◆ WHAT TO WORK ON ◆
Each entry below must appear in the answer exactly as written.

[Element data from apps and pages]

-----

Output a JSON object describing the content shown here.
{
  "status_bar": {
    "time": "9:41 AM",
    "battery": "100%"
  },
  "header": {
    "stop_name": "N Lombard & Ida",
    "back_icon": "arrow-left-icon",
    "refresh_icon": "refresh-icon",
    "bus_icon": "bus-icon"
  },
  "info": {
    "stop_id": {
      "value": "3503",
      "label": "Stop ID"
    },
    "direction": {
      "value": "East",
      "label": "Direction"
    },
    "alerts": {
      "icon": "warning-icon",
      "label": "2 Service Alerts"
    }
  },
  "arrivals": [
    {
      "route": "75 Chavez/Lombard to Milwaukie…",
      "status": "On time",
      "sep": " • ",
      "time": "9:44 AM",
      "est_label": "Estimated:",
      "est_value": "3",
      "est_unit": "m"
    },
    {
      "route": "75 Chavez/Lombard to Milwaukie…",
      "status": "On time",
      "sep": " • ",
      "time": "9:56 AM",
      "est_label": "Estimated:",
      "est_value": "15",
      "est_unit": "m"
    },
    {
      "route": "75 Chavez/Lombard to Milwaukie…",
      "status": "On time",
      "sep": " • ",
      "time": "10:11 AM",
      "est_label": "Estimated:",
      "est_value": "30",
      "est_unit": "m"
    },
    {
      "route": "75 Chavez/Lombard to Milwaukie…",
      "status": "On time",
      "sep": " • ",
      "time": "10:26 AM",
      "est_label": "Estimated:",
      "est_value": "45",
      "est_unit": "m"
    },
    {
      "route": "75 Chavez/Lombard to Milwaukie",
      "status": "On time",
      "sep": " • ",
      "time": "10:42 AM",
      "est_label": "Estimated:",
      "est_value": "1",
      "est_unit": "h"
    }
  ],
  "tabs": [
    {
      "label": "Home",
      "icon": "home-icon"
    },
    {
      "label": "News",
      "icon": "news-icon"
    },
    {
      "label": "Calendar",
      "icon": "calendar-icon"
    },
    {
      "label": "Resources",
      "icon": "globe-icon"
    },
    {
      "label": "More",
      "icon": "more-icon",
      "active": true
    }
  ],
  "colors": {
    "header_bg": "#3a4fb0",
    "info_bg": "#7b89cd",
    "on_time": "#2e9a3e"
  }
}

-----

◆ RESULT ◆
Output a JSON object describing the content shown here.
{
  "status_bar": {
    "time": "9:41 AM",
    "battery": "100%"
  },
  "header": {
    "stop_name": "N Lombard & Ida",
    "back_icon": "arrow-left-icon",
    "refresh_icon": "refresh-icon",
    "bus_icon": "bus-icon"
  },
  "info": {
    "stop_id": {
      "value": "3503",
      "label": "Stop ID"
    },
    "direction": {
      "value": "East",
      "label": "Direction"
    },
    "alerts": {
      "icon": "warning-icon",
      "label": "2 Service Alerts"
    }
  },
  "arrivals": [
    {
      "route": "75 Chavez/Lombard to Milwaukie…",
      "status": "On time",
      "sep": " • ",
      "time": "9:44 AM",
      "est_label": "Estimated:",
      "est_value": "3",
      "est_unit": "m"
    },
    {
      "route": "75 Chavez/Lombard to Milwaukie…",
      "status": "On time",
      "sep": " • ",
      "time": "9:56 AM",
      "est_label": "Estimated:",
      "est_value": "15",
      "est_unit": "m"
    },
    {
      "route": "75 Chavez/Lombard to Milwaukie…",
      "status": "On time",
      "sep": " • ",
      "time": "10:11 AM",
      "est_label": "Estimated:",
      "est_value": "30",
      "est_unit": "m"
    },
    {
      "route": "75 Chavez/Lombard to Milwaukie…",
      "status": "On time",
      "sep": " • ",
      "time": "10:26 AM",
      "est_label": "Estimated:",
      "est_value": "45",
      "est_unit": "m"
    },
    {
      "route": "75 Chavez/Lombard to Milwaukie",
      "status": "On time",
      "sep": " • ",
      "time": "10:42 AM",
      "est_label": "Estimated:",
      "est_value": "1",
      "est_unit": "h"
    }
  ],
  "tabs": [
    {
      "label": "Home",
      "icon": "home-icon"
    },
    {
      "label": "News",
      "icon": "news-icon"
    },
    {
      "label": "Calendar",
      "icon": "calendar-icon"
    },
    {
      "label": "Resources",
      "icon": "globe-icon"
    },
    {
      "label": "More",
      "icon": "more-icon",
      "active": true
    }
  ],
  "colors": {
    "header_bg": "#3a4fb0",
    "info_bg": "#7b89cd",
    "on_time": "#2e9a3e"
  }
}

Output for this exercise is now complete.